◆ **TASK PROMPT**: A faithful copy of the entries is required, with no images in it.

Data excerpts
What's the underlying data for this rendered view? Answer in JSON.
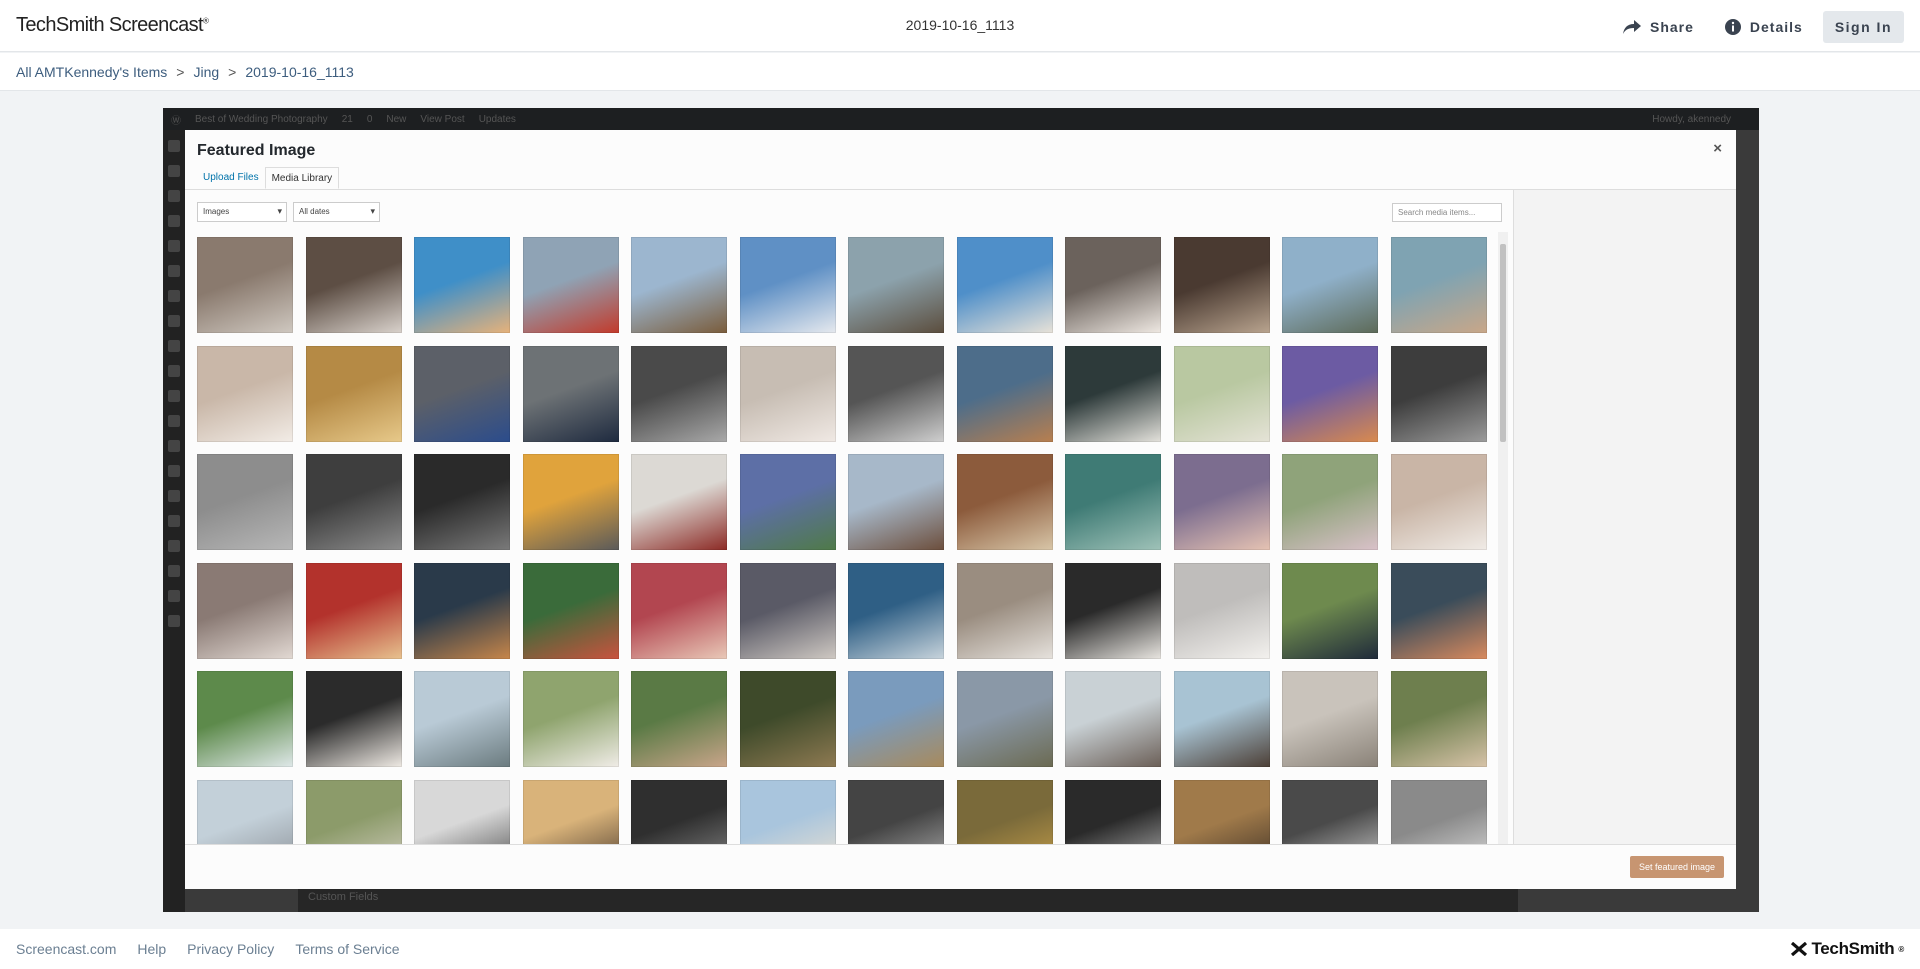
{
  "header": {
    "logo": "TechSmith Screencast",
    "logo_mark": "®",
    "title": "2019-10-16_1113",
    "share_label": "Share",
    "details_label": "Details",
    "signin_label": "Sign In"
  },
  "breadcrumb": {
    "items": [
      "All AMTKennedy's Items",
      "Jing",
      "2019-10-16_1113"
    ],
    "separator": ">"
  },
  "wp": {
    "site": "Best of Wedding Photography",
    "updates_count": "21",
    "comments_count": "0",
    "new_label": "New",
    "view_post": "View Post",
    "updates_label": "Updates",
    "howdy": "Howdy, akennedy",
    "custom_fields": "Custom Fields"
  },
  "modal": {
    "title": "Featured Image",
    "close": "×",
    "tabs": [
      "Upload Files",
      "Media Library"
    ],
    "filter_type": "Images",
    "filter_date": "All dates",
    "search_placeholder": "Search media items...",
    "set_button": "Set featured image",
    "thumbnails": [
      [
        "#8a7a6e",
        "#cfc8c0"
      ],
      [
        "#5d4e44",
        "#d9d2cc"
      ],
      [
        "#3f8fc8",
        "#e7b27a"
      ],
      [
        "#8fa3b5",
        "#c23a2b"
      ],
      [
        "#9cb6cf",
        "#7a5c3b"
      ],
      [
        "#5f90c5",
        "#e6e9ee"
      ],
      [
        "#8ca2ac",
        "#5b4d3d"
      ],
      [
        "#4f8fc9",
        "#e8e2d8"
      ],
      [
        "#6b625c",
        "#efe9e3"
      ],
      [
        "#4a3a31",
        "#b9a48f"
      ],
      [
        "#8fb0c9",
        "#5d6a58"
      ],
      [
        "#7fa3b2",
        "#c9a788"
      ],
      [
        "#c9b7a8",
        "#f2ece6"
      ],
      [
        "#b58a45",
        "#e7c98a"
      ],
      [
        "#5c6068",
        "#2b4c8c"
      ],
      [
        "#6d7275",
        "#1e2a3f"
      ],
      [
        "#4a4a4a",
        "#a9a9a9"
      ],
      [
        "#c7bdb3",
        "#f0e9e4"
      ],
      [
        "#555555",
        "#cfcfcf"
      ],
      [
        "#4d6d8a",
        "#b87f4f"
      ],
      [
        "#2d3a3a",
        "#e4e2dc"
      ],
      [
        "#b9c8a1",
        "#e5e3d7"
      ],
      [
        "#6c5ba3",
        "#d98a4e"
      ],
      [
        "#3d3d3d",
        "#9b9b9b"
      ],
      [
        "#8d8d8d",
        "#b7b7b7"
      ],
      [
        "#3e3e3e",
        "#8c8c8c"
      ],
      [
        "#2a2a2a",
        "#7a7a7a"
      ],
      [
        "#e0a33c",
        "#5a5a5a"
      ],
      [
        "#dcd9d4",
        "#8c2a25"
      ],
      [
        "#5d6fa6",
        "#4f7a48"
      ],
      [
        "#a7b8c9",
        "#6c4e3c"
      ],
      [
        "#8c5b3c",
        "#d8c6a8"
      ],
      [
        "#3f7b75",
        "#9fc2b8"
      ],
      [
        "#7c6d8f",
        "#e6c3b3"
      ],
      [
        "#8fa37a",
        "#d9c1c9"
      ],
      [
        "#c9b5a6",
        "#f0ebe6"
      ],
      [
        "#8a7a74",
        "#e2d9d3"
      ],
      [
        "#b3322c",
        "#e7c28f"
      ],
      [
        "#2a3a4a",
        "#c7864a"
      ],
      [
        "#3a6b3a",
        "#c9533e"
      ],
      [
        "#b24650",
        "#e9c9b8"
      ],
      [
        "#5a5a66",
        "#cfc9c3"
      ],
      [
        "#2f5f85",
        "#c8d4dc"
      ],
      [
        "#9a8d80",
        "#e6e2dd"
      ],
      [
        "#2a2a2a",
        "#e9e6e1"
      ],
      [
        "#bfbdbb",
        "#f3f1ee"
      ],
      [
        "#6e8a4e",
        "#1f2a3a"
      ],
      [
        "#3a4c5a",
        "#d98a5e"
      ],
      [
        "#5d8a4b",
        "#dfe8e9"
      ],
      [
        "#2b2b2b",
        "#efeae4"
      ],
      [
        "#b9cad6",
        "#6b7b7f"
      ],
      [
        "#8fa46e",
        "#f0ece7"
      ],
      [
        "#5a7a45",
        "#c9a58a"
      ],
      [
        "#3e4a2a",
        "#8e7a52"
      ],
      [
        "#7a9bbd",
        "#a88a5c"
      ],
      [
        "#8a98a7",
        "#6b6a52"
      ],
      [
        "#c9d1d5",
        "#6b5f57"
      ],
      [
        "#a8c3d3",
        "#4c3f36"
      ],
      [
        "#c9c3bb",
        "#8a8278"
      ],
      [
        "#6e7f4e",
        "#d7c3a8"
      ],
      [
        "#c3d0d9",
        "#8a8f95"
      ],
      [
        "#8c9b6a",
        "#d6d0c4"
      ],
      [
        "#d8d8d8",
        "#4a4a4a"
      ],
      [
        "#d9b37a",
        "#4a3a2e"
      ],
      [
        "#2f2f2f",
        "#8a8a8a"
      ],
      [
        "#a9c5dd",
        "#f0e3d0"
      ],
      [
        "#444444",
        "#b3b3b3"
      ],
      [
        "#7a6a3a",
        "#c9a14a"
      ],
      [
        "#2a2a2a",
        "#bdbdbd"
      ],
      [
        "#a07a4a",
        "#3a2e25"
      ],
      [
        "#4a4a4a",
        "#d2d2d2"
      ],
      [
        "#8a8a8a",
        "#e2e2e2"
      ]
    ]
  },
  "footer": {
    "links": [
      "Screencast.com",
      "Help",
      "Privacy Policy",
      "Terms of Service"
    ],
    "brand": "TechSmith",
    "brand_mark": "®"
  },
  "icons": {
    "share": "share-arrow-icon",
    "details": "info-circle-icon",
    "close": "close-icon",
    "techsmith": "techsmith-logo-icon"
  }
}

◆ **ANSWER TO THE PROBLEM**:
What's the underlying data for this rendered view? Answer in JSON.
{
  "header": {
    "logo": "TechSmith Screencast",
    "logo_mark": "®",
    "title": "2019-10-16_1113",
    "share_label": "Share",
    "details_label": "Details",
    "signin_label": "Sign In"
  },
  "breadcrumb": {
    "items": [
      "All AMTKennedy's Items",
      "Jing",
      "2019-10-16_1113"
    ],
    "separator": ">"
  },
  "wp": {
    "site": "Best of Wedding Photography",
    "updates_count": "21",
    "comments_count": "0",
    "new_label": "New",
    "view_post": "View Post",
    "updates_label": "Updates",
    "howdy": "Howdy, akennedy",
    "custom_fields": "Custom Fields"
  },
  "modal": {
    "title": "Featured Image",
    "close": "×",
    "tabs": [
      "Upload Files",
      "Media Library"
    ],
    "filter_type": "Images",
    "filter_date": "All dates",
    "search_placeholder": "Search media items...",
    "set_button": "Set featured image",
    "thumbnails": [
      [
        "#8a7a6e",
        "#cfc8c0"
      ],
      [
        "#5d4e44",
        "#d9d2cc"
      ],
      [
        "#3f8fc8",
        "#e7b27a"
      ],
      [
        "#8fa3b5",
        "#c23a2b"
      ],
      [
        "#9cb6cf",
        "#7a5c3b"
      ],
      [
        "#5f90c5",
        "#e6e9ee"
      ],
      [
        "#8ca2ac",
        "#5b4d3d"
      ],
      [
        "#4f8fc9",
        "#e8e2d8"
      ],
      [
        "#6b625c",
        "#efe9e3"
      ],
      [
        "#4a3a31",
        "#b9a48f"
      ],
      [
        "#8fb0c9",
        "#5d6a58"
      ],
      [
        "#7fa3b2",
        "#c9a788"
      ],
      [
        "#c9b7a8",
        "#f2ece6"
      ],
      [
        "#b58a45",
        "#e7c98a"
      ],
      [
        "#5c6068",
        "#2b4c8c"
      ],
      [
        "#6d7275",
        "#1e2a3f"
      ],
      [
        "#4a4a4a",
        "#a9a9a9"
      ],
      [
        "#c7bdb3",
        "#f0e9e4"
      ],
      [
        "#555555",
        "#cfcfcf"
      ],
      [
        "#4d6d8a",
        "#b87f4f"
      ],
      [
        "#2d3a3a",
        "#e4e2dc"
      ],
      [
        "#b9c8a1",
        "#e5e3d7"
      ],
      [
        "#6c5ba3",
        "#d98a4e"
      ],
      [
        "#3d3d3d",
        "#9b9b9b"
      ],
      [
        "#8d8d8d",
        "#b7b7b7"
      ],
      [
        "#3e3e3e",
        "#8c8c8c"
      ],
      [
        "#2a2a2a",
        "#7a7a7a"
      ],
      [
        "#e0a33c",
        "#5a5a5a"
      ],
      [
        "#dcd9d4",
        "#8c2a25"
      ],
      [
        "#5d6fa6",
        "#4f7a48"
      ],
      [
        "#a7b8c9",
        "#6c4e3c"
      ],
      [
        "#8c5b3c",
        "#d8c6a8"
      ],
      [
        "#3f7b75",
        "#9fc2b8"
      ],
      [
        "#7c6d8f",
        "#e6c3b3"
      ],
      [
        "#8fa37a",
        "#d9c1c9"
      ],
      [
        "#c9b5a6",
        "#f0ebe6"
      ],
      [
        "#8a7a74",
        "#e2d9d3"
      ],
      [
        "#b3322c",
        "#e7c28f"
      ],
      [
        "#2a3a4a",
        "#c7864a"
      ],
      [
        "#3a6b3a",
        "#c9533e"
      ],
      [
        "#b24650",
        "#e9c9b8"
      ],
      [
        "#5a5a66",
        "#cfc9c3"
      ],
      [
        "#2f5f85",
        "#c8d4dc"
      ],
      [
        "#9a8d80",
        "#e6e2dd"
      ],
      [
        "#2a2a2a",
        "#e9e6e1"
      ],
      [
        "#bfbdbb",
        "#f3f1ee"
      ],
      [
        "#6e8a4e",
        "#1f2a3a"
      ],
      [
        "#3a4c5a",
        "#d98a5e"
      ],
      [
        "#5d8a4b",
        "#dfe8e9"
      ],
      [
        "#2b2b2b",
        "#efeae4"
      ],
      [
        "#b9cad6",
        "#6b7b7f"
      ],
      [
        "#8fa46e",
        "#f0ece7"
      ],
      [
        "#5a7a45",
        "#c9a58a"
      ],
      [
        "#3e4a2a",
        "#8e7a52"
      ],
      [
        "#7a9bbd",
        "#a88a5c"
      ],
      [
        "#8a98a7",
        "#6b6a52"
      ],
      [
        "#c9d1d5",
        "#6b5f57"
      ],
      [
        "#a8c3d3",
        "#4c3f36"
      ],
      [
        "#c9c3bb",
        "#8a8278"
      ],
      [
        "#6e7f4e",
        "#d7c3a8"
      ],
      [
        "#c3d0d9",
        "#8a8f95"
      ],
      [
        "#8c9b6a",
        "#d6d0c4"
      ],
      [
        "#d8d8d8",
        "#4a4a4a"
      ],
      [
        "#d9b37a",
        "#4a3a2e"
      ],
      [
        "#2f2f2f",
        "#8a8a8a"
      ],
      [
        "#a9c5dd",
        "#f0e3d0"
      ],
      [
        "#444444",
        "#b3b3b3"
      ],
      [
        "#7a6a3a",
        "#c9a14a"
      ],
      [
        "#2a2a2a",
        "#bdbdbd"
      ],
      [
        "#a07a4a",
        "#3a2e25"
      ],
      [
        "#4a4a4a",
        "#d2d2d2"
      ],
      [
        "#8a8a8a",
        "#e2e2e2"
      ]
    ]
  },
  "footer": {
    "links": [
      "Screencast.com",
      "Help",
      "Privacy Policy",
      "Terms of Service"
    ],
    "brand": "TechSmith",
    "brand_mark": "®"
  },
  "icons": {
    "share": "share-arrow-icon",
    "details": "info-circle-icon",
    "close": "close-icon",
    "techsmith": "techsmith-logo-icon"
  }
}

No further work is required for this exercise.